FDA Approved Cannabis Research: What is happening behind the scenes?
As marijuana culture moves forward into a legalized future, and medical marijuana rises in demand as medical research continues, you may be wondering what happens behind the scenes. There’s a lot of push-back from the Federal Government where marijuana is concerned, and presently the ability to state that marijuana officially helps with a disease or condition is strictly limited. This is typical of a substance currently classified as schedule 1, so it's remarkable that any cannabis products have been approved at all.
The FDA has been supporting the research and development of marijuana-based substances as part of its internal process. This includes providing specific information on how to conduct sound scientific research on the effectiveness of cannabis and outlining what steps are involved in developing a drug that can be used on humans. The process is somewhat complicated, and not understanding it can lead to problems with successfully obtaining supporting research.
An important part of this process is working closely not only with the FDA, but also with the Center for Drug Evaluation and Research (CDER). Specific qualifications are needed for those performing the clinical studies, and informed consent must be obtained from those who are participating in any related studies.
Following these protocols are essential to anyone trying to produce meaningful research, a situation which is complicated due to Marijuana's schedule 1 status. This status means that other federal agencies have to be involved with the entire process, which slows down research at every step. These agencies and their requirement are as follows:
- DEA Investigator Registrations are necessary on a per-site basis, the specific details of which can be found under 21 CFR 1301.18.
- NIDA (The National Institute on Drug Abuse) provides marijuana suitable for scientific study through the Drug Supply Program. The DEA registers NIDA to oversee marijuana cultivation at appropriate secure facilities. Additional growers have the opportunity to attempt to register through the DEA.
- Either an INAD or IND application (investigational new animal drug and investigational new drug, respectively) must be filed with CDER, mentioned earlier.
The official position of the FDA is to encourage cannabis-related research provided that said research is performed through the proper methods.
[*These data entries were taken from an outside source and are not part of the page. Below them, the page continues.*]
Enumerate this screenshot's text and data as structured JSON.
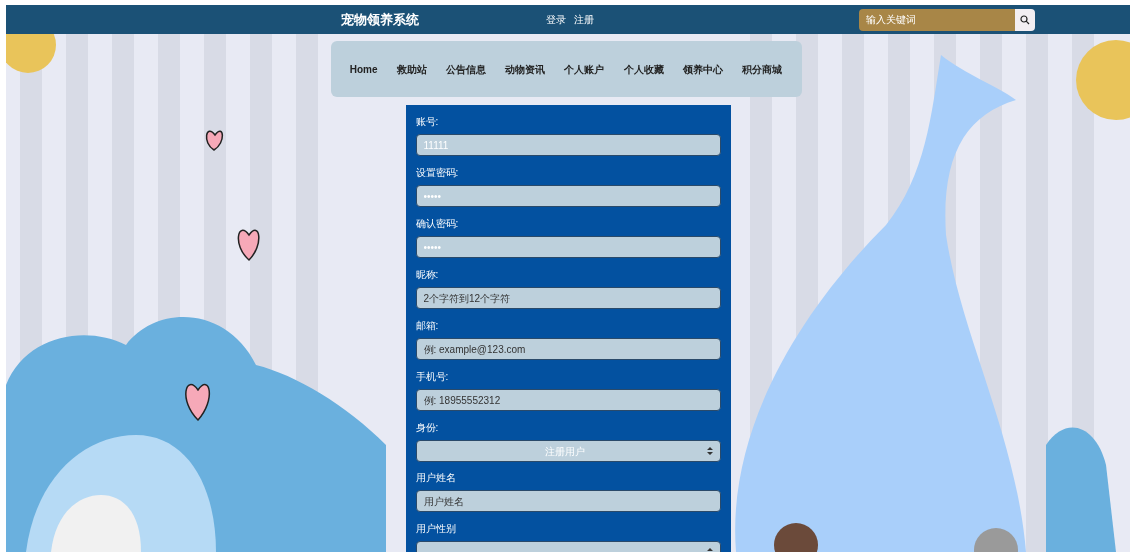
{
  "header": {
    "title": "宠物领养系统",
    "links": [
      "登录",
      "注册"
    ],
    "search": {
      "placeholder": "输入关键词"
    }
  },
  "nav": {
    "items": [
      {
        "label": "Home",
        "selected": false
      },
      {
        "label": "救助站",
        "selected": false
      },
      {
        "label": "公告信息",
        "selected": false
      },
      {
        "label": "动物资讯",
        "selected": false
      },
      {
        "label": "个人账户",
        "selected": false
      },
      {
        "label": "个人收藏",
        "selected": false
      },
      {
        "label": "领养中心",
        "selected": false
      },
      {
        "label": "积分商城",
        "selected": false
      }
    ]
  },
  "form": {
    "fields": [
      {
        "kind": "text",
        "label": "账号:",
        "value": "11111"
      },
      {
        "kind": "text",
        "label": "设置密码:",
        "value": "•••••"
      },
      {
        "kind": "text",
        "label": "确认密码:",
        "value": "•••••"
      },
      {
        "kind": "text",
        "label": "昵称:",
        "placeholder": "2个字符到12个字符"
      },
      {
        "kind": "text",
        "label": "邮箱:",
        "placeholder": "例: example@123.com"
      },
      {
        "kind": "text",
        "label": "手机号:",
        "placeholder": "例: 18955552312"
      },
      {
        "kind": "select",
        "label": "身份:",
        "value": "注册用户"
      },
      {
        "kind": "text",
        "label": "用户姓名",
        "placeholder": "用户姓名"
      },
      {
        "kind": "select",
        "label": "用户性别"
      }
    ]
  }
}
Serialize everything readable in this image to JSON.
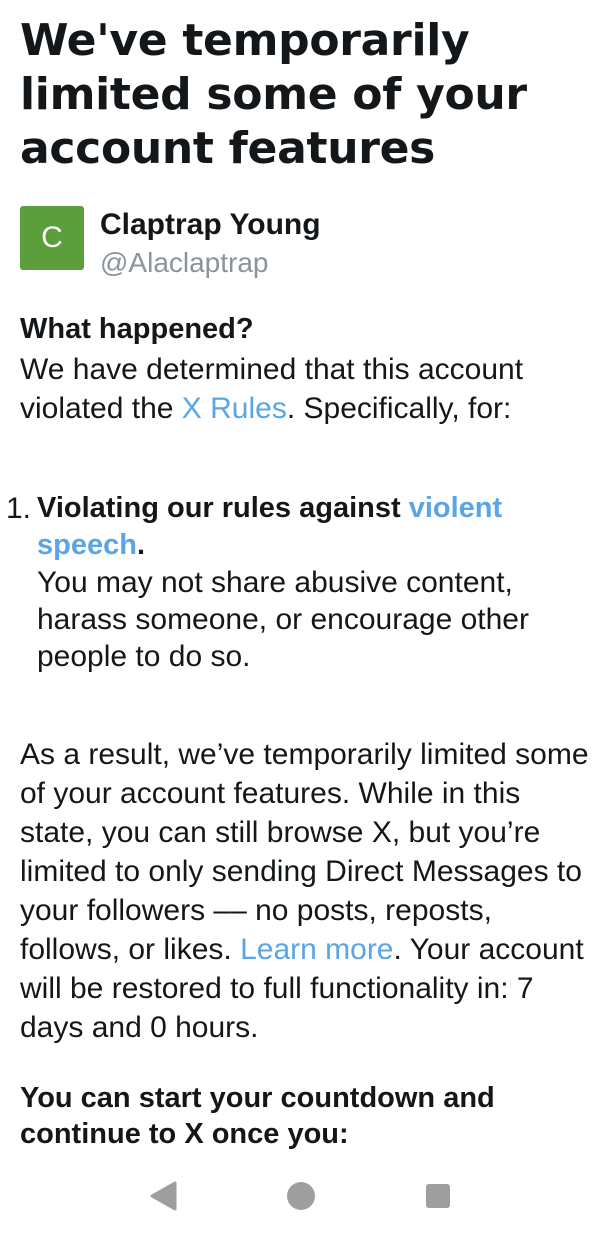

These methods are designed to ensure that the data collected is of the highest possible integrity and within the bounds of good practices of the scientific method. This data will be used to determine if the drugs are both safe and effective for the indicated health conditions.
In the past the FDA and DEA have been staunch enemies of marijuana culture, seeking to suppress it and any suggestion that it may be medically effective. Now, however, they are becoming allies of the process. Bureaucracy has its benefits but is also a slow and often tedious process that can impact its own professed goals. We can only hope that as the process continues we’ll see a relaxing of the laws surrounding cannabis research so that those in need of the amazing healing properties of our favorite herb can benefit from it.